Today, the millennial generation makes up the largest percentage of any single generation in the workplace. Millennials are making major impacts at companies across the country, and their importance will only continue to grow. Unfortunately, not all business leaders understand how to relate to millennials and, even more importantly, how to inspire them.
Leaders who approach millennials same way they do their older employees may be surprised to find that traditional tactics no longer work. At a fundamental level, what millennials want out of their careers and their experience in the workplace is different than that of previous generations.
Business leaders need to understand how millennials think if they want to build lasting relationships with them and prepare them to one day take on leadership roles. Points to keep in mind include:
Millennials expect flexibility.
More than a third of millennials report that they would rather take a pay cut in exchange for more flexible hours. Additionally, more than four out of five of them believe that they should have the ability to set their own schedules at work.
For many millennials, work is no longer a “place.” The prevalence of telecommunication means that people can work from anywhere. Embracing flexible schedules can instantly attract some of the best millennial minds.
Flexibility means more than just setting one’s own schedule at work. Leaders who embrace a flexible schedule show that they understand the importance of work-life balance and know that work does not always come first. Offering millennials this sort of flexibility can build trust and loyalty.
Millennials want a sense of purpose.
While traditional business is motivated by profit, many millennials place more importance on having a sense of purpose. According to a recent Deloitte survey, nearly nine out of 10 millennials said that success should be measured by more than just financial performance.
For millennials, making a difference in the world provides the motivation to work. When business leaders want to relate to millennials, they need to focus on how their work contributes to the big picture.
This generation wants to know that what they are doing really makes a difference. That knowledge is what pushes them to achieve even greater things – more so than the prospect of a raise or a bonus. Leaders may also want to think about engaging millennials through community impact initiatives.
Millennials crave mentorship.
A majority of millennials feel that their leadership skills are not being fully developed, according to the Deloitte survey. Millennials are thirsty for mentorship. They want to feel that their attributes are being used fully and developed for future leadership positions. Mentorship, whether formal or informal, is a way to engage millennials on a personal level and learn about what they have to bring to the table.

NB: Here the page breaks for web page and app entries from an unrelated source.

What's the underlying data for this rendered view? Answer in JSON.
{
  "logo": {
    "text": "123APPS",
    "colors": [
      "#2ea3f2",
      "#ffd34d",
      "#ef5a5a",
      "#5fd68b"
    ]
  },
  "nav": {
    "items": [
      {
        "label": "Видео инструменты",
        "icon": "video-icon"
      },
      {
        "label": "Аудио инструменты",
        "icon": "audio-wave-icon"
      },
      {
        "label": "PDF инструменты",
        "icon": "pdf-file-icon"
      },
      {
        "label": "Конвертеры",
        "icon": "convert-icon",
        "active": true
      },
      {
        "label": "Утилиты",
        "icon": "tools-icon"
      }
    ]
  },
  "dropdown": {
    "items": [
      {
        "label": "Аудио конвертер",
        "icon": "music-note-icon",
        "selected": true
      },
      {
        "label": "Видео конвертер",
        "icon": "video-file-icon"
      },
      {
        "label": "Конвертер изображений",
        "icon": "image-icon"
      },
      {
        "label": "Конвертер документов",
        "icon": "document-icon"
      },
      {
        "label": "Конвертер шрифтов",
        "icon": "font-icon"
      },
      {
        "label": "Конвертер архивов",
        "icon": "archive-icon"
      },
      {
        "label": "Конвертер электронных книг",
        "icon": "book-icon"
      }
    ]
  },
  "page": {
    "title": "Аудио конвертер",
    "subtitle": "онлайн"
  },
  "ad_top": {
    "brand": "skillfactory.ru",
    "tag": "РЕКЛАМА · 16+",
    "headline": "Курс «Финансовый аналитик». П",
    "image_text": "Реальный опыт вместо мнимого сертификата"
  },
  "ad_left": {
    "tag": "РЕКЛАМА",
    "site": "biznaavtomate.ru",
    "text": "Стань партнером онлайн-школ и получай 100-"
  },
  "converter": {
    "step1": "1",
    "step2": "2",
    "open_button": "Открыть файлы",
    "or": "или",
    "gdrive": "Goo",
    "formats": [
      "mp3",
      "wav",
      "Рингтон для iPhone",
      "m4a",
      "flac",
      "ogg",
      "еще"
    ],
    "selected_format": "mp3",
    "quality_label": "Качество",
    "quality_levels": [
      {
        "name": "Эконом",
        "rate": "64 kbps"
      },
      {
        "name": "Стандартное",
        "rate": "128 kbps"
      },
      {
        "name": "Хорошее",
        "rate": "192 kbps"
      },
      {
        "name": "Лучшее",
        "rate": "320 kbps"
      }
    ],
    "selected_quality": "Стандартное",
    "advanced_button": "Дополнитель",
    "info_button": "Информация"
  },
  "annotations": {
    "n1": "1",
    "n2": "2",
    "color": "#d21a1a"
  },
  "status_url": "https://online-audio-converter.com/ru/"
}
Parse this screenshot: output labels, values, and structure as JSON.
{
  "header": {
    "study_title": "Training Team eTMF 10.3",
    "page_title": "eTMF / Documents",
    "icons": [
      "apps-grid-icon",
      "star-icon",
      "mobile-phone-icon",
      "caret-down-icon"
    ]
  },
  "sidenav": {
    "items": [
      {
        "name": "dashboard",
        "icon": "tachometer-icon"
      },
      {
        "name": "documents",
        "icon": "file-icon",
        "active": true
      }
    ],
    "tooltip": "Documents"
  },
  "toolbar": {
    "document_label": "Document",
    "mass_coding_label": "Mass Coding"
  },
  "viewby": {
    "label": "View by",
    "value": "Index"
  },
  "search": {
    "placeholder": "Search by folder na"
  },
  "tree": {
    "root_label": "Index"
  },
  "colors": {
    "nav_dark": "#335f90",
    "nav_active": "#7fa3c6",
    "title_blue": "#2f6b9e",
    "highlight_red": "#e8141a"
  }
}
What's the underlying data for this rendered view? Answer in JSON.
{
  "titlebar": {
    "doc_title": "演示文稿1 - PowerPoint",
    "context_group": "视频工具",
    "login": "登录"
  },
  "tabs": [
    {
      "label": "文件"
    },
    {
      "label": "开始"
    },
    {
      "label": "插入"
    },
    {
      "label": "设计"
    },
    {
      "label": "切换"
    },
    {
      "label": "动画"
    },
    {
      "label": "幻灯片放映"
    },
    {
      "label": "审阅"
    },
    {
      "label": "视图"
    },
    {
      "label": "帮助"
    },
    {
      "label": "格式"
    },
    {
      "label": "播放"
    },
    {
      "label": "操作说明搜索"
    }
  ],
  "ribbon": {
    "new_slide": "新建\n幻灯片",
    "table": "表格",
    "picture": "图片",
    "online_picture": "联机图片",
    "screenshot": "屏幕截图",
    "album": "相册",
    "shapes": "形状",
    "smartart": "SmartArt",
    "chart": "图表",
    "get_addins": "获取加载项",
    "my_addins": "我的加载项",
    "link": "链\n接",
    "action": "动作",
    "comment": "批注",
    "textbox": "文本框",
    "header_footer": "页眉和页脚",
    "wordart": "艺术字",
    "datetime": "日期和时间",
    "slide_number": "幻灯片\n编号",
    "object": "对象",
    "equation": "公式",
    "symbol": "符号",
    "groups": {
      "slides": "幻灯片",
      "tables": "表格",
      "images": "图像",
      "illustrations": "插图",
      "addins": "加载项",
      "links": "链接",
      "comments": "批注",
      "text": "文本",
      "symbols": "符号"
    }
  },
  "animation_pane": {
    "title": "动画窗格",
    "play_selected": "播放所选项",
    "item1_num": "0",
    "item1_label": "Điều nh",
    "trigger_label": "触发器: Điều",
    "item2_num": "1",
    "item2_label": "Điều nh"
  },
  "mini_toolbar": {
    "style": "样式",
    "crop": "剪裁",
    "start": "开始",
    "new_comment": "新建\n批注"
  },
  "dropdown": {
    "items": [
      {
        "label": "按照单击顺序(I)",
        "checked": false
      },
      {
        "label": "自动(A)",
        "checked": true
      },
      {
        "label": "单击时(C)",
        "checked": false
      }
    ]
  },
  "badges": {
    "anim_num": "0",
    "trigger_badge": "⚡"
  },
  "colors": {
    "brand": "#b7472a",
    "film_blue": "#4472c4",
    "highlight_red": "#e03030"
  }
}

Because these individuals have had fundamentally different life experiences, they have radically different perspectives on life and what people want. When leaders validate this point of view and bolster it with guidance and advice, millennials are much more likely to stay and grow with a company.
Millennials reject authority.
In many ways, millennials find it difficult to relate to traditional hierarchical office structures. The millennial generation grew up with social media, something that leveled the playing field and encouraged sharing and collaboration rather than listening and obeying. When working with millennials, leadership should minimize their reliance on authority and instead approach employer-employee relationships with a sense of empathy.
Millennials thrive in team-based environments that focus on relationship-building. Similarly, they want to build relationships with their leaders rather than follow them blindly. When managers act more as guides and mentors, they earn the respect of millennials and create an environment in which they can work more effectively.
Millennials are innovative.
The millennial generation boasts tech-savvy and educated individuals. These people have grown up in an environment that values innovation above all else. As a result, they understand what it takes to stand out from the crowd. Business leaders should respect this drive for innovation, giving millennials the tools and space to try new things.
When leaders stifle creativity through commands or micromanagement, millennials may begin to lose interest. This will ultimately only hurt the company’s bottom line. This generation wants input and guidance. However, its members also need the freedom to experiment, fail, and learn from their mistakes.
Millennials are less concerned with personal ambition.
The source of motivation to seek workplace success for former generations has largely been the prospect of personal advancement. While millennials also want and except to climb the ladder, this is not their focus. Rather than focusing on advancing through a set progression in roles, they want to evolve along with their company.
Business leaders can encourage this by aligning workers’ goals with those of the company. If an employee is interested in something, how can that new topic be explored and potentially applied to the advancement of company goals? Even volunteering and fitness can be aligned with company goals if it keeps employees happy, engaged, and productive.